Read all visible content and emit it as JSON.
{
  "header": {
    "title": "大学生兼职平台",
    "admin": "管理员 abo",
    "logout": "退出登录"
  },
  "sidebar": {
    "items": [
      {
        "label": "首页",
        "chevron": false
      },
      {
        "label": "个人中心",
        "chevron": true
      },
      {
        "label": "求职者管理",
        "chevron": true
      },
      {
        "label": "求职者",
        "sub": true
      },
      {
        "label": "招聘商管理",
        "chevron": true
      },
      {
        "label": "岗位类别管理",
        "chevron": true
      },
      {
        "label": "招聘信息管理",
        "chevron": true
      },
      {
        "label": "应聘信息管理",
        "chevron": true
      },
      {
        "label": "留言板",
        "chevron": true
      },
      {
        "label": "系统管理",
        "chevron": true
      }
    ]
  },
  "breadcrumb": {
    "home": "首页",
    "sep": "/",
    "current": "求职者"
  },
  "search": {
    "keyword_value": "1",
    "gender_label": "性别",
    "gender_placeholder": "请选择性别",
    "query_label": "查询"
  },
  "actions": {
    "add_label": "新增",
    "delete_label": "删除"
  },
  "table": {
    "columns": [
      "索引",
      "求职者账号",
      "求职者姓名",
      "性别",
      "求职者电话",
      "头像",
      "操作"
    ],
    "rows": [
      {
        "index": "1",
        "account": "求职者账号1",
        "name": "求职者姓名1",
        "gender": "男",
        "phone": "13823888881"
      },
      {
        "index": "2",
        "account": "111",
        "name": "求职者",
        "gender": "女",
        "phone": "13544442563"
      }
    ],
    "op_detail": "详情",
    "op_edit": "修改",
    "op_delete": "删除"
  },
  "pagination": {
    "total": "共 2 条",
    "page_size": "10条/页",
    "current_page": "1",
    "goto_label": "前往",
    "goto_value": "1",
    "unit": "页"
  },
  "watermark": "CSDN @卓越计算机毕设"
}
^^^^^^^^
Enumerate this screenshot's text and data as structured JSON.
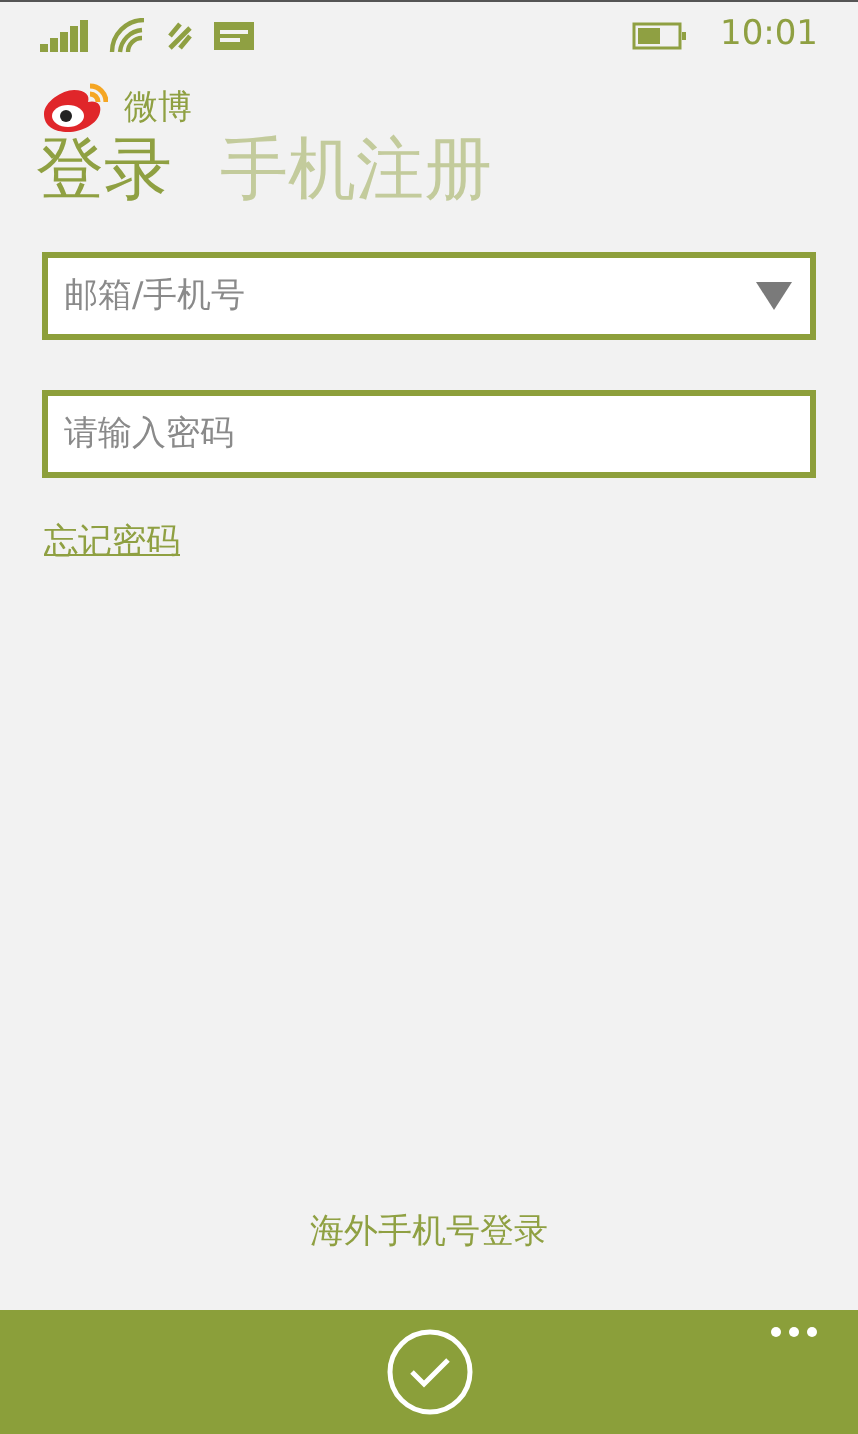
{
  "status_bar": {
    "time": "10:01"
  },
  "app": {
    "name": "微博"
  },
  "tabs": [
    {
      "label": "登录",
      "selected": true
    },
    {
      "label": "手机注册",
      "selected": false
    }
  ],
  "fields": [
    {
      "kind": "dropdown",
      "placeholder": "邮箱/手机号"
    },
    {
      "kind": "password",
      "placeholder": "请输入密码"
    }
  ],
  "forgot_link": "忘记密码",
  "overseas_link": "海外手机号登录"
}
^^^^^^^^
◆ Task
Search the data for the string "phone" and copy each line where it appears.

◆ Exercise output
        "phone": "13823888881"
        "phone": "13544442563"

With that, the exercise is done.